Matt Martell, SI.com: "With Ben Zobrist's return to the diamond this season in doubt and Addison Russell struggling since returning from his suspension, the Cubs could look to add some middle infield depth this month. Russell is hitting .242 with five homers and a .714 OPS, and Chicago is 12-22 in games he has started this season. (The Cubs are 29-30 since Russell returned on May 8, making them 17-8 when he hasn’t started in that span.) The best option could be for the Cubs to look outside their organization for a low-cost second baseman. Enter Starlin Castro, who played his first six seasons at Wrigley Field before he was traded to the Yankees in December 2015. Castro likely would be a hotter trade target right now ... if not for being in the midst of a career-worst campaign. But Castro’s woes could be a benefit to the Cubs, who perhaps could land him for unspectacular prospect(s), though they may have to take on some of the approximately $6 million he’s still owed this year and the $1 million buyout on his 2020 team option. Why would the Cubs want Castro, who’s hitting .250 with a .619 OPS this year? He’s been much better lately, slashing .311/.324/.447 since June 14 (25 games), and is currently riding a nine-game hitting streak with a .421 average (16-for-38) in that span."
Matt Snyder, CBSSports.com: "As we get set for the last two weeks before the trade deadline and then the stretch run for the postseason, many races have relatively big gaps. The NL Central is still a bit bunched up, but the Cubs' lead is down to (2) games. The NL wild card, however, has the potential to get absolutely ridiculous. Think about this: We've been talking about the Giants and how they are going to trade impending free agent Madison Bumgarner (Will Smith, among others, as well) all season, just assuming the Giants weren't in contention and would sell. They have strung together wins in eight of their past 10, though, and sit 4 1/2 games out of the second wild-card spot. That's striking range, right? A 4 1/2-game deficit is workable. We've spent lots of time talking about what an utter mess the Mets are -- and it is a mess -- and we've all wondered if this would be the day that we wake up and find out Mickey Callaway was given his walking papers. The Mets are actually six games out of the second wild-card spot. If they somehow made it there, Jacob deGrom taking the ball all of a sudden gives them a chance to get to the NLDS. Far-fetched? Maybe, but almost anything is on the table in the NL. We know a few things, like the Dodgers are the obvious best team and have the NL West locked up again. We should probably feel comfortable with the Braves taking the NL East, though it's not a done deal or anything. The NL Central is tight nearly top to bottom, though not as tight after the Cubs' sweep and Brewers' series loss the first weekend out of the break. Something else we know: The wild card is a glorious mess. The Nationals -- yes, the team that was 19-31 at one point -- hold the top spot by 1 1/2 games. The Phillies -- who have gone 11-18 since June 8, which is tied for the worst record in the NL since then -- hold the second spot."

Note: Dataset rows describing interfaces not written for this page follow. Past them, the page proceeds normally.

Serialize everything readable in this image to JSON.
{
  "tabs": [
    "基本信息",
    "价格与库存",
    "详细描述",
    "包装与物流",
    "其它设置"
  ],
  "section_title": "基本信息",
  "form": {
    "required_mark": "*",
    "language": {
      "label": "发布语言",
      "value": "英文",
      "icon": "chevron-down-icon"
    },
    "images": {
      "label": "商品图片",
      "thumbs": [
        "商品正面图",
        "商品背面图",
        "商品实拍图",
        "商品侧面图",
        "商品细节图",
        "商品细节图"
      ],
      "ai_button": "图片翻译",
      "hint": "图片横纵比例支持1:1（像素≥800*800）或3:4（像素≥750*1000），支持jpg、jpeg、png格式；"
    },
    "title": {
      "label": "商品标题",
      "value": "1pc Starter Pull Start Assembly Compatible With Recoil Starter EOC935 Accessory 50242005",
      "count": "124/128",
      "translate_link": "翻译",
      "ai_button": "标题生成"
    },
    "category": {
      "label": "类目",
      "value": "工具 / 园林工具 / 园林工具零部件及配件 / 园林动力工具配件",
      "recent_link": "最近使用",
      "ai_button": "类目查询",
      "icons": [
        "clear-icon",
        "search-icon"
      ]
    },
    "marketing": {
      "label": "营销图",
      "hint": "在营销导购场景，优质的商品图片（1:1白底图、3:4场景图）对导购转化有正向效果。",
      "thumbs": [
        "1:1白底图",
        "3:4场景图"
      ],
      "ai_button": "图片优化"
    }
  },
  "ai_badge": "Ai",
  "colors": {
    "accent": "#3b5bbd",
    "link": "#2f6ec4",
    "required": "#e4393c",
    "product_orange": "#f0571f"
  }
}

“We had chances to score runs, man. It could have been an entirely different game, and then the bullpen would have been used differently at the end. It was closer than it actually looked. We made mistakes to compound the issue.”

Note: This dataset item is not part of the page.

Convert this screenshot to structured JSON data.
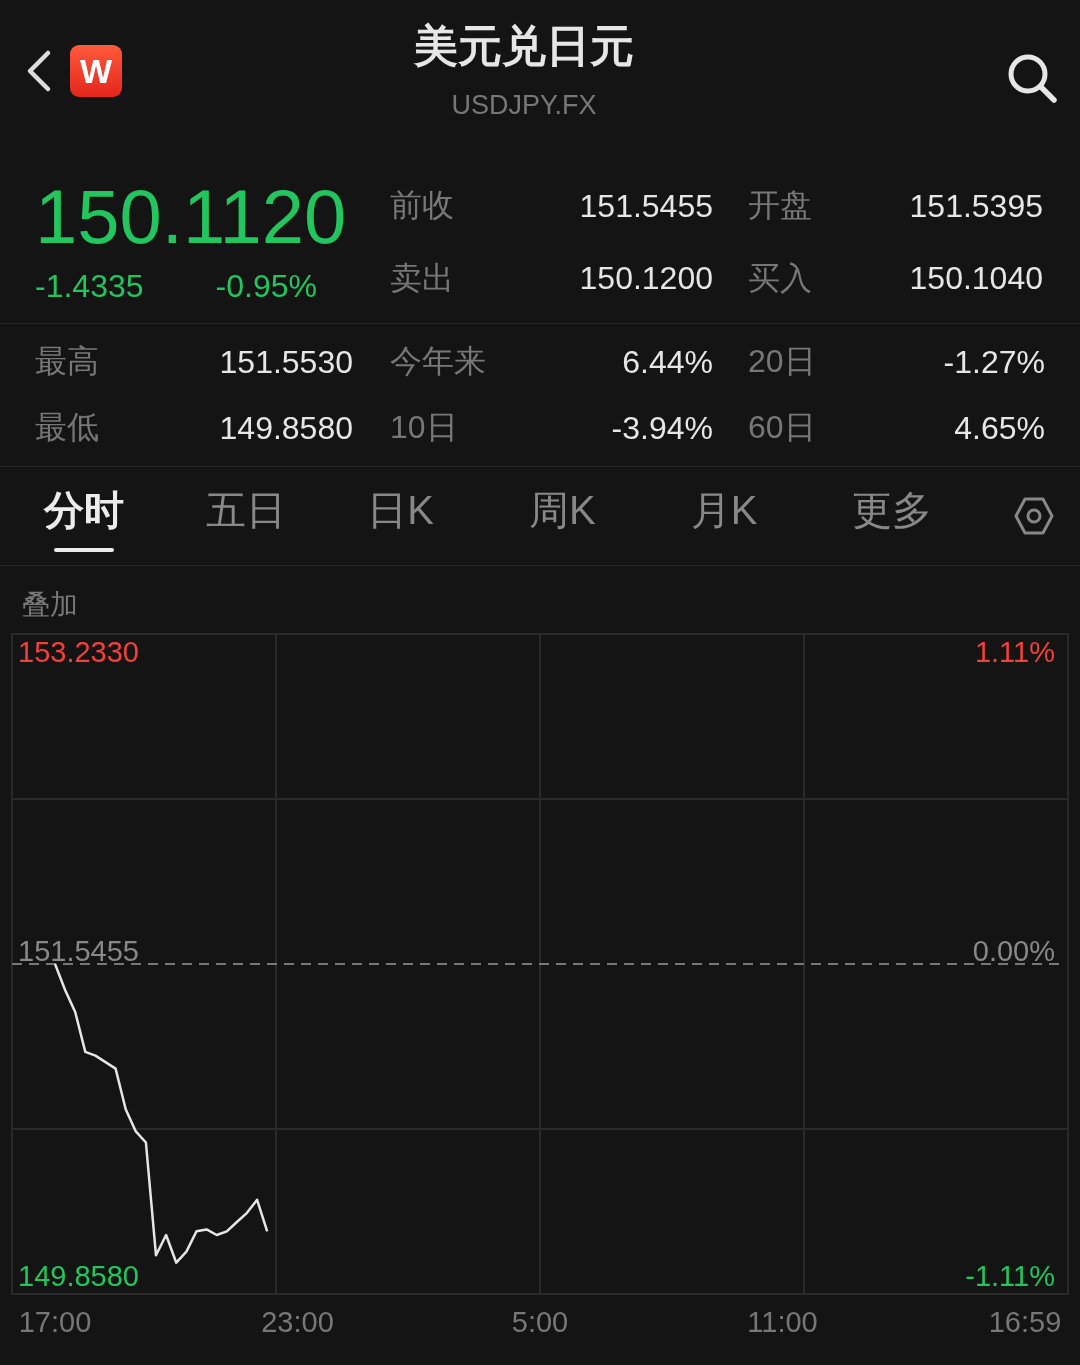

Cubs manager Joe Maddon, after his team's messy 6-3 loss to the Cincinnati Reds.